*TASK GOAL*. Copy all lines below containing "Visible".

*DATA TO EXAMINE*.

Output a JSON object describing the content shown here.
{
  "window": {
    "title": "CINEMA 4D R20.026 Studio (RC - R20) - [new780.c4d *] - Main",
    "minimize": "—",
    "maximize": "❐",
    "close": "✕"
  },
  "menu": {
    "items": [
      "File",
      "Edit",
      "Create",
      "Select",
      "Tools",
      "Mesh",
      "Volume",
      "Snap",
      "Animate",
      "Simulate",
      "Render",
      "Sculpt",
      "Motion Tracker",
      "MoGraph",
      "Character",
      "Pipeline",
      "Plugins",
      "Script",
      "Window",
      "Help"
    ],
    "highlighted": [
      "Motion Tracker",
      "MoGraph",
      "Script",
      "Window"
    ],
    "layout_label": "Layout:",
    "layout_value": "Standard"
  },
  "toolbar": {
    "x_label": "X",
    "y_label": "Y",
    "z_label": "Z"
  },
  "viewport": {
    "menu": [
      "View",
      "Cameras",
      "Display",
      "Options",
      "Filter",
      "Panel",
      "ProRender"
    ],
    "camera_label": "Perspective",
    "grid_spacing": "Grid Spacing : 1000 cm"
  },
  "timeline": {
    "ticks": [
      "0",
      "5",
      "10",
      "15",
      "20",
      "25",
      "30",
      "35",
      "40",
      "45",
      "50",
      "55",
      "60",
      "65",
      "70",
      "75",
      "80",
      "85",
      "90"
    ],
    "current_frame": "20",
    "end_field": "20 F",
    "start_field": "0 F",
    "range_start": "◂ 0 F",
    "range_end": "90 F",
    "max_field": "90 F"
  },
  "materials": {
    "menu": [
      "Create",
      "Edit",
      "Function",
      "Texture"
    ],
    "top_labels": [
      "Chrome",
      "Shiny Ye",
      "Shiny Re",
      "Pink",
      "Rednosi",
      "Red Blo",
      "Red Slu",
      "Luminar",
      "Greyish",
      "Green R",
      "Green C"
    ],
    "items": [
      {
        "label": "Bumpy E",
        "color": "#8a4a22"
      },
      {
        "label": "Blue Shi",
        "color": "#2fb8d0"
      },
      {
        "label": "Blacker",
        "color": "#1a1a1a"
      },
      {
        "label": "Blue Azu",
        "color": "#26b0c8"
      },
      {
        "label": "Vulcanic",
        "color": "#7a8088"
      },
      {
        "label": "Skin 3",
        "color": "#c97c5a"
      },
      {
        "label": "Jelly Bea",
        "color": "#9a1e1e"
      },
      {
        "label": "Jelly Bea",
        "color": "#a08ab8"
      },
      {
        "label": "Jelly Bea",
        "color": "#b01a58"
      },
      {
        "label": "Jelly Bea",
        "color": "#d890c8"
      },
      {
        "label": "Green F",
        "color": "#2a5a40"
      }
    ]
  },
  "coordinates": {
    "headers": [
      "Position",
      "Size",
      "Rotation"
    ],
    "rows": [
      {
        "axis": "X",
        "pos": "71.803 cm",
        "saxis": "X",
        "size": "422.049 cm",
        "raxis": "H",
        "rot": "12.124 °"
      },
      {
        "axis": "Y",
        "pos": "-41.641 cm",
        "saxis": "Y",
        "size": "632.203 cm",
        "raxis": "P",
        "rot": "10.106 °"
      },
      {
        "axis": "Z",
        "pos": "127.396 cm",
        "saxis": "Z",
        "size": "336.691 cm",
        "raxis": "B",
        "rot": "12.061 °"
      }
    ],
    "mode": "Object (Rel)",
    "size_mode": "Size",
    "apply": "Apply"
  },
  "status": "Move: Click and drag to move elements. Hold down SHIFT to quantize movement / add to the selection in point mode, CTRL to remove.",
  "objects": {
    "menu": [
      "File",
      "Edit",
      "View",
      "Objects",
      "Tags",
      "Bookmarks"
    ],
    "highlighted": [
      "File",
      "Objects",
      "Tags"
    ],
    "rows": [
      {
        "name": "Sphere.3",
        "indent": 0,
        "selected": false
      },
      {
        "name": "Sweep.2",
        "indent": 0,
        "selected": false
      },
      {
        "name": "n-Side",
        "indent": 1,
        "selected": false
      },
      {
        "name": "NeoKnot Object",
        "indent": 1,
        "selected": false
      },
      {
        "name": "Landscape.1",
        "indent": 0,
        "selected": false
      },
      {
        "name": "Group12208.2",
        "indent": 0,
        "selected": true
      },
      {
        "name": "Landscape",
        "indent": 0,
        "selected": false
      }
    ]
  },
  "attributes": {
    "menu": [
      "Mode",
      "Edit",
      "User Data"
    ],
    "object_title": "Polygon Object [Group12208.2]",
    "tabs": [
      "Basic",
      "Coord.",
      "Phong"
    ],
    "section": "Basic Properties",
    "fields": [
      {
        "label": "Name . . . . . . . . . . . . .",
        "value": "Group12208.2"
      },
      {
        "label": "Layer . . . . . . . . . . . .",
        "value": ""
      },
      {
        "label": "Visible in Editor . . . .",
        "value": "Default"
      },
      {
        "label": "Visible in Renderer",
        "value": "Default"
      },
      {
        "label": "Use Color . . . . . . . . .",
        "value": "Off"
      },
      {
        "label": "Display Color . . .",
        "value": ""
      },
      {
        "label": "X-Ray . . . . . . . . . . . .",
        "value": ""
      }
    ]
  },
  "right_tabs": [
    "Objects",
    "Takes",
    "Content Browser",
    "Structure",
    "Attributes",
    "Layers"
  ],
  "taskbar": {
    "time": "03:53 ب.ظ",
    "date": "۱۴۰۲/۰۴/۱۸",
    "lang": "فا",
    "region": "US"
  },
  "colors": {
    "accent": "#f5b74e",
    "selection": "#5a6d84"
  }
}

*FINAL ANSWER*.
        "label": "Visible in Editor . . . .",
        "label": "Visible in Renderer",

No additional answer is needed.